Where does the word "username" appear in the data? Copy every line that holds it.

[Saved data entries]
-- Opening Marker --

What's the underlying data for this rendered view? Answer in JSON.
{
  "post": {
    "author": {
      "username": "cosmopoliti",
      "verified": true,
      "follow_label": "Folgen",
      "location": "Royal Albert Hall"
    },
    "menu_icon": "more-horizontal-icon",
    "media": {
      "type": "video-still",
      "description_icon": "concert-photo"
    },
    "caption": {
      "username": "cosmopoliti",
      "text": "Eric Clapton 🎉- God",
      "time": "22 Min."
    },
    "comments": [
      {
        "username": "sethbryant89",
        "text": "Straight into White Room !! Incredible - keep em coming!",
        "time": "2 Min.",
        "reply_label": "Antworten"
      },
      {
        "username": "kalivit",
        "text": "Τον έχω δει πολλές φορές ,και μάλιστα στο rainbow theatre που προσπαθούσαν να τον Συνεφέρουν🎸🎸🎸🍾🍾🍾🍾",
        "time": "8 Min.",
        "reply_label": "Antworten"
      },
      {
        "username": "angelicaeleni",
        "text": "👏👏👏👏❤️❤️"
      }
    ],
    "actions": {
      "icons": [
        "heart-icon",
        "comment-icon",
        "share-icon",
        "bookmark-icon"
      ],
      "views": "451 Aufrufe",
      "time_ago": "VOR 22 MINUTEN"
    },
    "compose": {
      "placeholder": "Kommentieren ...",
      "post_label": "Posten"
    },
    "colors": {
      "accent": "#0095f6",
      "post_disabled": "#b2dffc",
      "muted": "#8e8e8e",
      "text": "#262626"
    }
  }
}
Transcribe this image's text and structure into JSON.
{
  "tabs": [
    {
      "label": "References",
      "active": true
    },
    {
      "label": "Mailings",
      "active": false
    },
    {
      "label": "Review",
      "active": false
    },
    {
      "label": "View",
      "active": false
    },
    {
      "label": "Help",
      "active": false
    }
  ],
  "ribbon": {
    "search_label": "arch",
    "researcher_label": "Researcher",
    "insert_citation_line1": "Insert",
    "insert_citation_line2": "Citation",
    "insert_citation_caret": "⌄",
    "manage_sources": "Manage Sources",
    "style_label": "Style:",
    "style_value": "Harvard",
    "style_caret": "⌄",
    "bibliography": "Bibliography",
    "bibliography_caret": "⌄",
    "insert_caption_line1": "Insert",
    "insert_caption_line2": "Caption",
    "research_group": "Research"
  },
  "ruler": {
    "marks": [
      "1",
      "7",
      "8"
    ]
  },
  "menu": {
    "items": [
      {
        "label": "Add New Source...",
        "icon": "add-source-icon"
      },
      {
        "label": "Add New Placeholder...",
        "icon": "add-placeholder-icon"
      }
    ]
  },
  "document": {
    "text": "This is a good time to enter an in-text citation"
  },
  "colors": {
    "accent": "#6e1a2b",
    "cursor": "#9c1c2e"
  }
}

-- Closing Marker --

• ANSWER FOR THE TASK:
      "username": "cosmopoliti",
      "username": "cosmopoliti",
        "username": "sethbryant89",
        "username": "kalivit",
        "username": "angelicaeleni",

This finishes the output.